How best to cover something like the ongoing dispute over Wisconsin's "budget repair" bill? How about you just pick a side and set your nuance aflame? That's been the essence of the cable news coverage thus far. A lot of yelling? Check. Juvenile name-calling? Got it.
I have appreciated the occasional pushback on the notion that public employees need to start making some "shared sacrifice," a call that typically comes from people who have shared nothing and sacrificed even less. David Brooks pulled this stunt on the pages of the New York Times, and was appropriately smacked around by the American Prospect's Jamelle Bouie. But that's not going to stop your rich pundit class from getting all pious about the need for the middle class to pare down and give more. (That was basically the whole point of TARP, by the way.)
As Ezra Klein points out, "Wisconsin public-sector workers face an annual compensation penalty of 11%. Adjusting for the slightly fewer hours worked per week on average, these public workers still face a compensation penalty of 5% for choosing to work in the public sector." And Abe Sauer's done a lot of careful dot-connecting, demonstrating that the way Governor Walker pits various factions of have-nots against one another is a feature, not a bug, of the overall bill.

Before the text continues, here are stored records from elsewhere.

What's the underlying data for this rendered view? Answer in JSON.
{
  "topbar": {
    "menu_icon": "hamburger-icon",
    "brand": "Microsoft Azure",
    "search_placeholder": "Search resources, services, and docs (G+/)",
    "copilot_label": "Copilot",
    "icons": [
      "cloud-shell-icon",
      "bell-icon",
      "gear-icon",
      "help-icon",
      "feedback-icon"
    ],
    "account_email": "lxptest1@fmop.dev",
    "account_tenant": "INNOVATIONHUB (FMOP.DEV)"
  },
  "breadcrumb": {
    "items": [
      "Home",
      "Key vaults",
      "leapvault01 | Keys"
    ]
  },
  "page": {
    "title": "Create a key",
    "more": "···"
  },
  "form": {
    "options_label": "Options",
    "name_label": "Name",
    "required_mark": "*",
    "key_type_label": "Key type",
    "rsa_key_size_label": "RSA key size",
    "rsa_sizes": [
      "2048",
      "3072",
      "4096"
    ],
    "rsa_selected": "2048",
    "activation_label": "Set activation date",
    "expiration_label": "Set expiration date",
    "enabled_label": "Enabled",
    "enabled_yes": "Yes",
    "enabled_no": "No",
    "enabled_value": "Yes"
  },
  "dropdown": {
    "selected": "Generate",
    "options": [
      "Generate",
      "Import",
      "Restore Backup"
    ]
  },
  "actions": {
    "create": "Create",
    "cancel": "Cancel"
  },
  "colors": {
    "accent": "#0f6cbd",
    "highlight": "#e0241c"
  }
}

Those are some good examples of deep and responsible reportage. On the teevee, though? Have some tortured comparisons to Cairo! Oh lord, have they been hot and heavy. It calls to mind what Jon Stewart said earlier this week:

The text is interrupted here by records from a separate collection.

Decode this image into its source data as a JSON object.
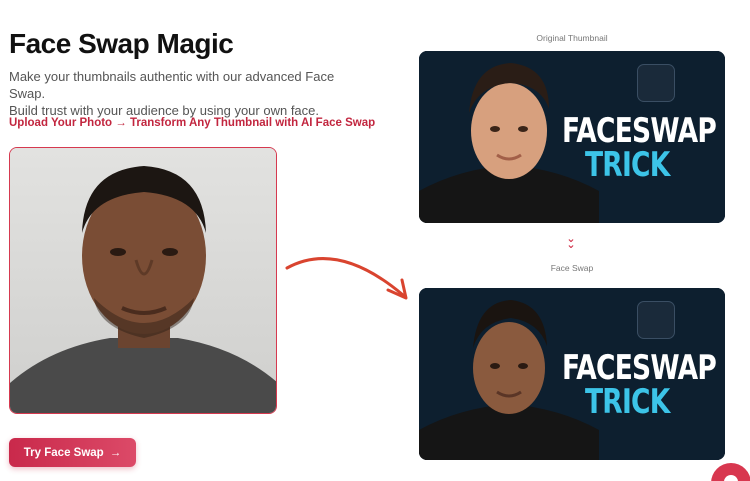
{
  "hero": {
    "title": "Face Swap Magic",
    "description_line1": "Make your thumbnails authentic with our advanced Face Swap.",
    "description_line2": "Build trust with your audience by using your own face.",
    "tagline": "Upload Your Photo → Transform Any Thumbnail with AI Face Swap"
  },
  "cta": {
    "label": "Try Face Swap",
    "arrow": "→"
  },
  "preview": {
    "original_caption": "Original Thumbnail",
    "swap_caption": "Face Swap",
    "thumb_word1": "FACESWAP",
    "thumb_word2": "TRICK"
  },
  "colors": {
    "accent": "#c9294b",
    "thumb_accent": "#3cc4e8"
  },
  "icons": [
    "curved-arrow-icon",
    "chevron-double-down-icon",
    "faces-logo-icon",
    "help-bubble-icon"
  ]
}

They're not the same in any f*cking way, shape, or form, at all. At all. Not at all. This is the same as people in the Middle East throwing over years of dictatorship? Or is that just the last story you saw on the news. You know, the protests in Wisconsin remind me of the struggles of Charlie Sheen, bravely fighting his addiction.

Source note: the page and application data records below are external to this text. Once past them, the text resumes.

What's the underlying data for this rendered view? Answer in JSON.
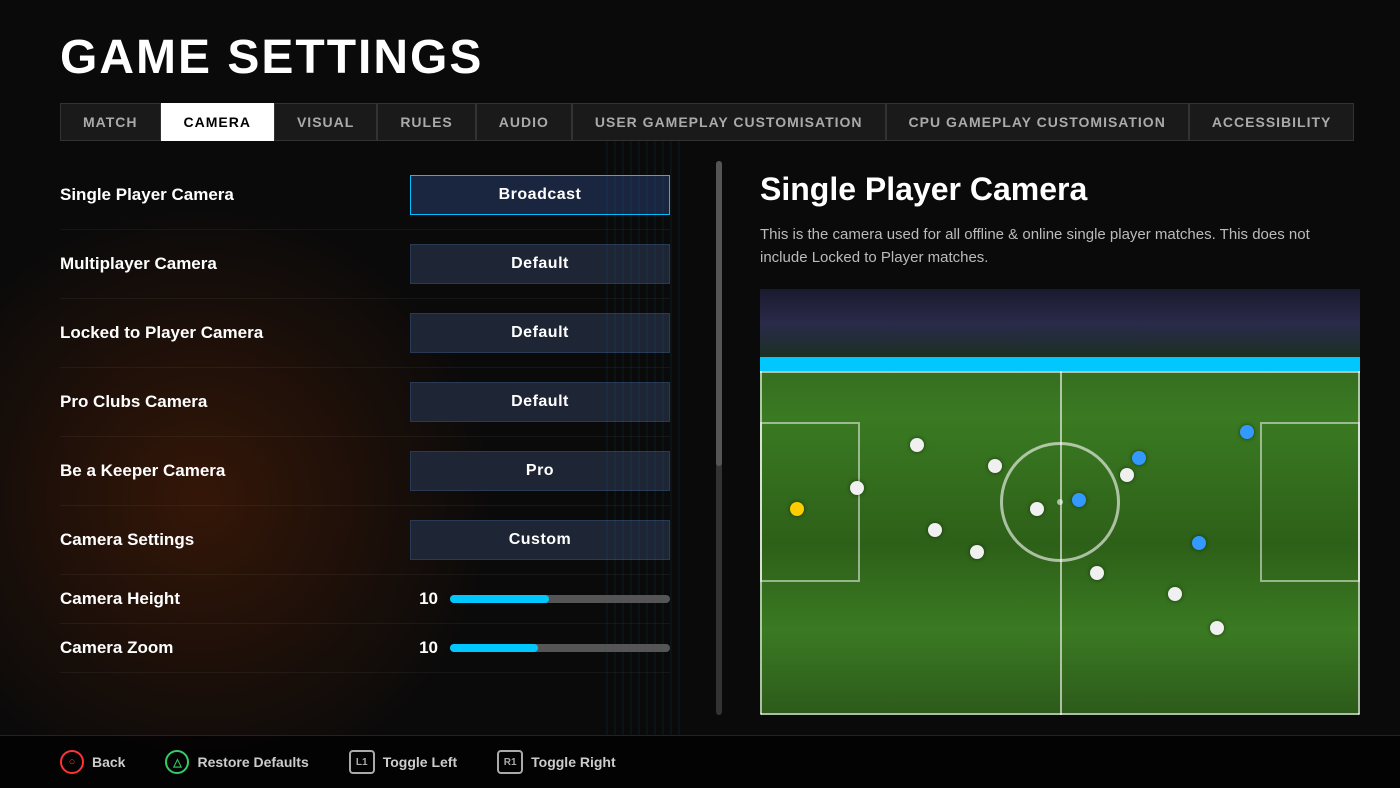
{
  "page": {
    "title": "GAME SETTINGS"
  },
  "tabs": [
    {
      "id": "match",
      "label": "MATCH",
      "active": false
    },
    {
      "id": "camera",
      "label": "CAMERA",
      "active": true
    },
    {
      "id": "visual",
      "label": "VISUAL",
      "active": false
    },
    {
      "id": "rules",
      "label": "RULES",
      "active": false
    },
    {
      "id": "audio",
      "label": "AUDIO",
      "active": false
    },
    {
      "id": "user-gameplay",
      "label": "USER GAMEPLAY CUSTOMISATION",
      "active": false
    },
    {
      "id": "cpu-gameplay",
      "label": "CPU GAMEPLAY CUSTOMISATION",
      "active": false
    },
    {
      "id": "accessibility",
      "label": "ACCESSIBILITY",
      "active": false
    }
  ],
  "settings": {
    "rows": [
      {
        "id": "single-player-camera",
        "label": "Single Player Camera",
        "type": "dropdown",
        "value": "Broadcast",
        "highlight": true
      },
      {
        "id": "multiplayer-camera",
        "label": "Multiplayer Camera",
        "type": "dropdown",
        "value": "Default",
        "highlight": false
      },
      {
        "id": "locked-player-camera",
        "label": "Locked to Player Camera",
        "type": "dropdown",
        "value": "Default",
        "highlight": false
      },
      {
        "id": "pro-clubs-camera",
        "label": "Pro Clubs Camera",
        "type": "dropdown",
        "value": "Default",
        "highlight": false
      },
      {
        "id": "be-a-keeper-camera",
        "label": "Be a Keeper Camera",
        "type": "dropdown",
        "value": "Pro",
        "highlight": false
      },
      {
        "id": "camera-settings",
        "label": "Camera Settings",
        "type": "dropdown",
        "value": "Custom",
        "highlight": false
      }
    ],
    "sliders": [
      {
        "id": "camera-height",
        "label": "Camera Height",
        "value": 10,
        "percent": 45
      },
      {
        "id": "camera-zoom",
        "label": "Camera Zoom",
        "value": 10,
        "percent": 40
      }
    ]
  },
  "info_panel": {
    "title": "Single Player Camera",
    "description": "This is the camera used for all offline & online single player matches. This does not include Locked to Player matches."
  },
  "bottom_bar": {
    "back_label": "Back",
    "restore_label": "Restore Defaults",
    "toggle_left_label": "Toggle Left",
    "toggle_right_label": "Toggle Right",
    "back_icon": "○",
    "restore_icon": "△",
    "l1_icon": "L1",
    "r1_icon": "R1"
  }
}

Actually, have you seen how closely they've been following the Charlie Sheen story on, say, MSNBC THE PLACE FOR POLITICS? We'll have these comparisons yet, I promise you!
At any rate, please enjoy this mashup of representative cable teevee coverage of this important issue.
Video by Sam Wilkes and Hunter Stuart.